• Assigned task: In the records below, find each line with "small" and copy it.
Exercise inputs Block Start
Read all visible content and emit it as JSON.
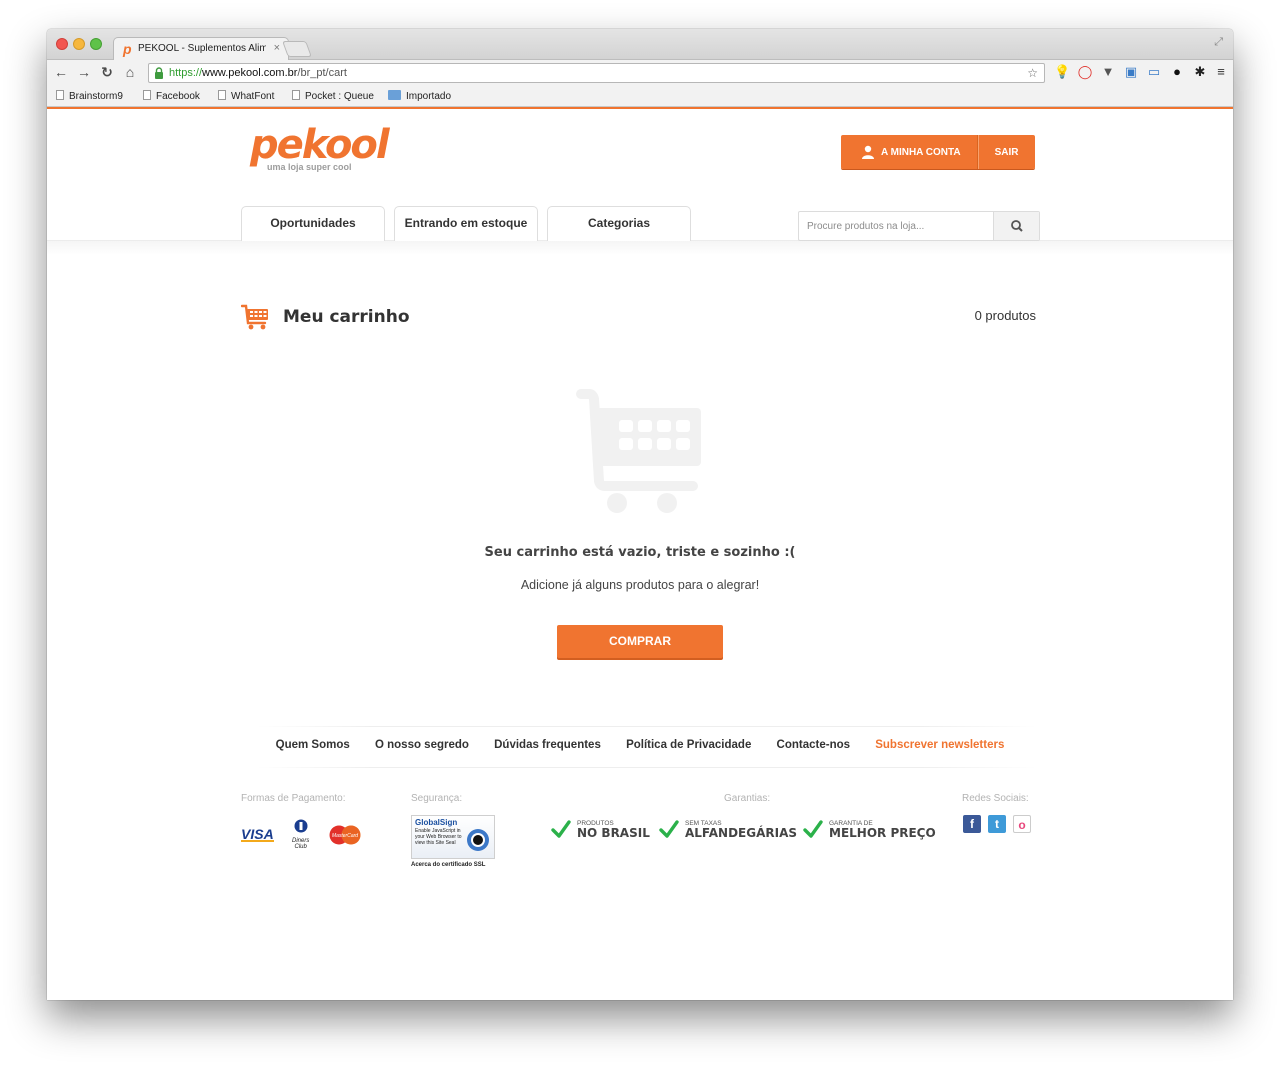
{
  "browser": {
    "tab_title": "PEKOOL - Suplementos Alim",
    "tab_close": "×",
    "url_scheme": "https://",
    "url_host": "www.pekool.com.br",
    "url_path": "/br_pt/cart",
    "bookmarks": [
      "Brainstorm9",
      "Facebook",
      "WhatFont",
      "Pocket : Queue",
      "Importado"
    ]
  },
  "header": {
    "logo_text": "pekool",
    "logo_tagline": "uma loja super cool",
    "account_label": "A MINHA CONTA",
    "logout_label": "SAIR",
    "nav_tabs": [
      "Oportunidades",
      "Entrando em estoque",
      "Categorias"
    ],
    "search_placeholder": "Procure produtos na loja..."
  },
  "cart": {
    "title": "Meu carrinho",
    "count": "0 produtos",
    "empty_title": "Seu carrinho está vazio, triste e sozinho :(",
    "empty_subtitle": "Adicione já alguns produtos para o alegrar!",
    "buy_label": "COMPRAR"
  },
  "footer": {
    "links": [
      "Quem Somos",
      "O nosso segredo",
      "Dúvidas frequentes",
      "Política de Privacidade",
      "Contacte-nos",
      "Subscrever newsletters"
    ],
    "payment_heading": "Formas de Pagamento:",
    "security_heading": "Segurança:",
    "guarantees_heading": "Garantias:",
    "social_heading": "Redes Sociais:",
    "payment_visa": "VISA",
    "payment_diners": "Diners Club",
    "payment_master": "MasterCard",
    "globalsign_title": "GlobalSign",
    "globalsign_text": "Enable JavaScript in your Web Browser to view this Site Seal",
    "globalsign_caption": "Acerca do certificado SSL",
    "guarantees": [
      {
        "small": "PRODUTOS",
        "big": "NO BRASIL"
      },
      {
        "small": "SEM TAXAS",
        "big": "ALFANDEGÁRIAS"
      },
      {
        "small": "GARANTIA DE",
        "big": "MELHOR PREÇO"
      }
    ]
  },
  "colors": {
    "accent": "#f07430",
    "check_green": "#2bb14a",
    "facebook": "#3b5998",
    "twitter": "#3e9ad8",
    "flickr_pink": "#e8467c"
  },
  "icons": [
    "back-icon",
    "forward-icon",
    "reload-icon",
    "home-icon",
    "lock-icon",
    "star-icon",
    "user-icon",
    "search-icon",
    "cart-icon",
    "check-icon",
    "facebook-icon",
    "twitter-icon",
    "flickr-icon"
  ]
}
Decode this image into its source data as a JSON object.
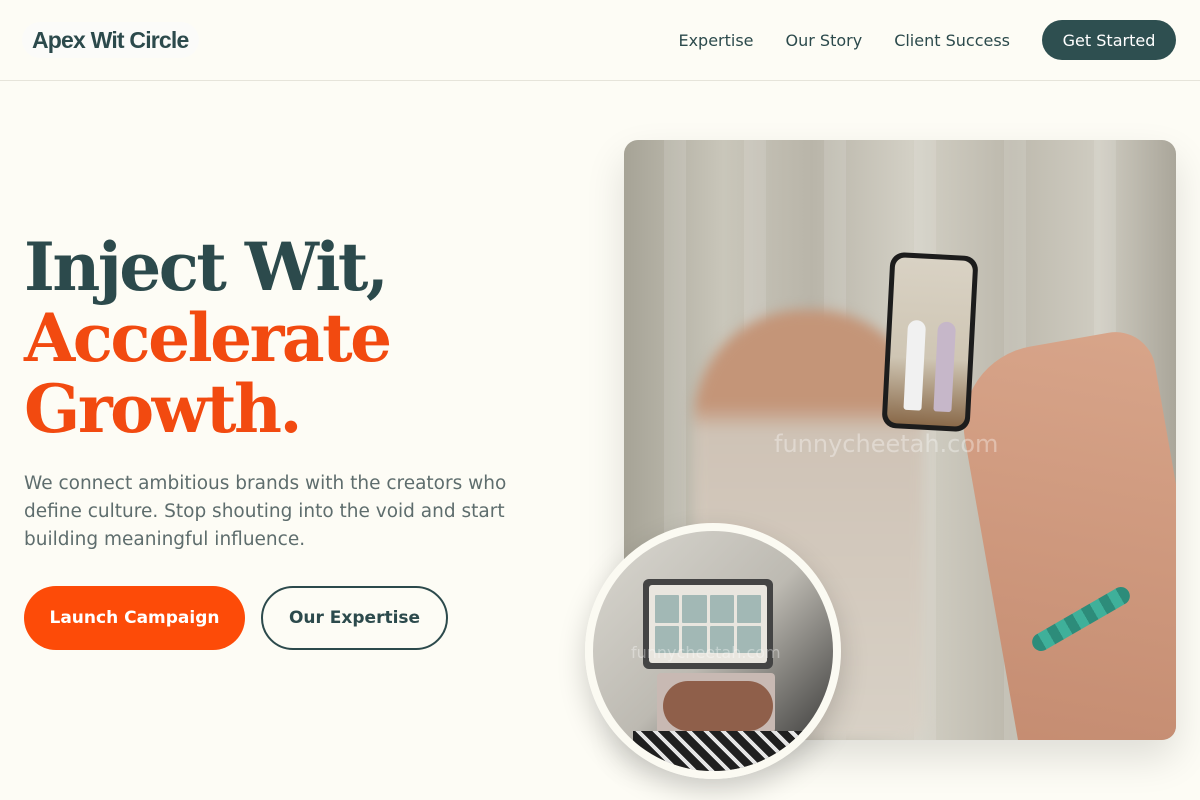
{
  "header": {
    "logo": "Apex Wit Circle",
    "nav": [
      {
        "label": "Expertise"
      },
      {
        "label": "Our Story"
      },
      {
        "label": "Client Success"
      }
    ],
    "cta": "Get Started"
  },
  "hero": {
    "headline_line1": "Inject Wit,",
    "headline_line2": "Accelerate",
    "headline_line3": "Growth.",
    "subtext": "We connect ambitious brands with the creators who define culture. Stop shouting into the void and start building meaningful influence.",
    "primary_button": "Launch Campaign",
    "secondary_button": "Our Expertise",
    "watermark_main": "funnycheetah.com",
    "watermark_circle": "funnycheetah.com"
  },
  "colors": {
    "background": "#fdfcf5",
    "primary_text": "#2c4a4c",
    "accent": "#f24a10",
    "primary_button": "#fd4b08",
    "header_cta": "#2e4f50"
  }
}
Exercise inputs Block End
• Reply to the task:
        "small": "PRODUTOS",
        "small": "SEM TAXAS",
        "small": "GARANTIA DE",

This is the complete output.